Sticking with Enlisted
Despite premiering Friday to a disappointing 0.7 in the key 18-49 demo, Reilly plans to stick with the well-reviewed freshman military comedy starring Geoff Stults through its 13-episode order. “I’m going to hang with it through the 13 and let’s see where it goes on DVR,” he said, defending the decision to keep it in its 9:30 p.m. Friday slot. “Tuesday night we have full-season orders on all those shows and because they’re fragile in the ratings, the more disruption you have, the more you’re causing audience confusion,” Reilly said of a lineup that includes New Girl, The Mindy Project and Brooklyn Nine-Nine. He also used the platform to reiterate his commitment to airing first-run programming on Fridays, historically viewed as a network graveyard.
While he hasn’t officially renewed the series, Reilly said negotiations are underway for an additional — and final — season of Bones, with executive producer Stephen Nathan taking over as showrunner while Hart Hanson focuses on newly ordered Fox drama Rainn Wilson. Following the panel, Reilly noted that next season will likely be the long-running procedural’s last.
Faith in The Mindy Project
Despite a brief mid-season hiatus, the Mindy Kailing comedy will likely be back for a third season. “I’m highly bullish on it coming back,” he said, adding: “The ratings for us are not where I wish they would be. The show deserves more viewers, it is a top 20 comedy. It is highly upscale, we make money on it, it has a desirable audience and I’d like to build that audience.” Reilly has been candid in the past about his frustrations about his narrow but critically praised comedy brand, and remained so Monday. As for controversial Dads, Reilly suggested the Seth MacFarlane-produced series makes him laugh, noting that the showrunners had “smoothed out the choppiness” of the early episodes.
Brooklyn Nine-Nine to Live On
Following its surprising wins for best comedy actor and best comedy at Sunday’s Golden Globes, Reilly said the Andy Samberg starrer from Dan Goor and Mike Schur and Universal TV will likely be back for a second season. “I was before we got the Globe,” Reilly said of his plans for a second season of the cop comedy. “I don’t think that’s going to be a big announcement; it’s mostly just because of other business I have to do on other shows, but I would anticipate that show will be back.”
More Sleepy Hollow
One of the fall’s few breakout hits and already renewed for a second season, Reilly said the sci-fi leaning story of Ichabod Crane has the potential to do more than 13 episodes next year.
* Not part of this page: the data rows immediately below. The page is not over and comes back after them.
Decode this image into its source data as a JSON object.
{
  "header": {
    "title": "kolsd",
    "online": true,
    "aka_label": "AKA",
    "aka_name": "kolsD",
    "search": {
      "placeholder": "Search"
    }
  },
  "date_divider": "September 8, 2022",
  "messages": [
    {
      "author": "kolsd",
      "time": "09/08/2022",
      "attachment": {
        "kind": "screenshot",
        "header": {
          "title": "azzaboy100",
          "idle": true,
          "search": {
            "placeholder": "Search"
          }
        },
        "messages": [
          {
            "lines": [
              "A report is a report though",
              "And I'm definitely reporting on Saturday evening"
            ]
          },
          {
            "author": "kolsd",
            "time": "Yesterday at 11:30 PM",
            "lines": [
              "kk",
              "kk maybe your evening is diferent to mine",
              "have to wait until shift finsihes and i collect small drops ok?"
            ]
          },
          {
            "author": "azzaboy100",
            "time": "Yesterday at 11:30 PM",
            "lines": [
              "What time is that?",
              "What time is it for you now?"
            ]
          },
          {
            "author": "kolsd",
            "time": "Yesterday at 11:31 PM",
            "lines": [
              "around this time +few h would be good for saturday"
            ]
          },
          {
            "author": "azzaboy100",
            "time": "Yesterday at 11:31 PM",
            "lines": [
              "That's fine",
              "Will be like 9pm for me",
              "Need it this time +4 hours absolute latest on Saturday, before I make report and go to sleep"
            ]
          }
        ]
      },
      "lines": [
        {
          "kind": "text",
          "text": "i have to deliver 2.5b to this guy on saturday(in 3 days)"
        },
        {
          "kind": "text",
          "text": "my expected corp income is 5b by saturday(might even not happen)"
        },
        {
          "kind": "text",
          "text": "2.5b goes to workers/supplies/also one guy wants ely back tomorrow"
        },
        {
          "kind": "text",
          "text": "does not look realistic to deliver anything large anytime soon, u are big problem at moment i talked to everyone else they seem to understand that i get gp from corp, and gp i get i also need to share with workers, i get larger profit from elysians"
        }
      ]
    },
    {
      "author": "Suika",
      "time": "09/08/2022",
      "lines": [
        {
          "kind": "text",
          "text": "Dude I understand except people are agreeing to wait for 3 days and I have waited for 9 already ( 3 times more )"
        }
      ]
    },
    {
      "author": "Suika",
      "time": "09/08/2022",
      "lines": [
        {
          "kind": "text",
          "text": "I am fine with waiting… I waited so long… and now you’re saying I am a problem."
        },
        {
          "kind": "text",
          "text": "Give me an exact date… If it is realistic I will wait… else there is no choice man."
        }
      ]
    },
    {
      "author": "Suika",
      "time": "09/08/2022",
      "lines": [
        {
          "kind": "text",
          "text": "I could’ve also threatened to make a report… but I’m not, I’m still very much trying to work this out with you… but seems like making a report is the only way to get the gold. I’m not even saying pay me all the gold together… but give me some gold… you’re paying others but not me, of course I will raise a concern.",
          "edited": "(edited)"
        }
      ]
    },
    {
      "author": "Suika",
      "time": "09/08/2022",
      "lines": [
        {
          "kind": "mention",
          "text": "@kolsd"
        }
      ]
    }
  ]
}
He noted that the show, which requires a longer lead time than many other dramas on the air, had a demanding production process creating a more hectic production schedule than usual. For that reason, Reilly said they will begin production on season two in March — considerably early than most fall series — to allow producers more time to craft the series.
Sign up for THR news straight to your inbox every day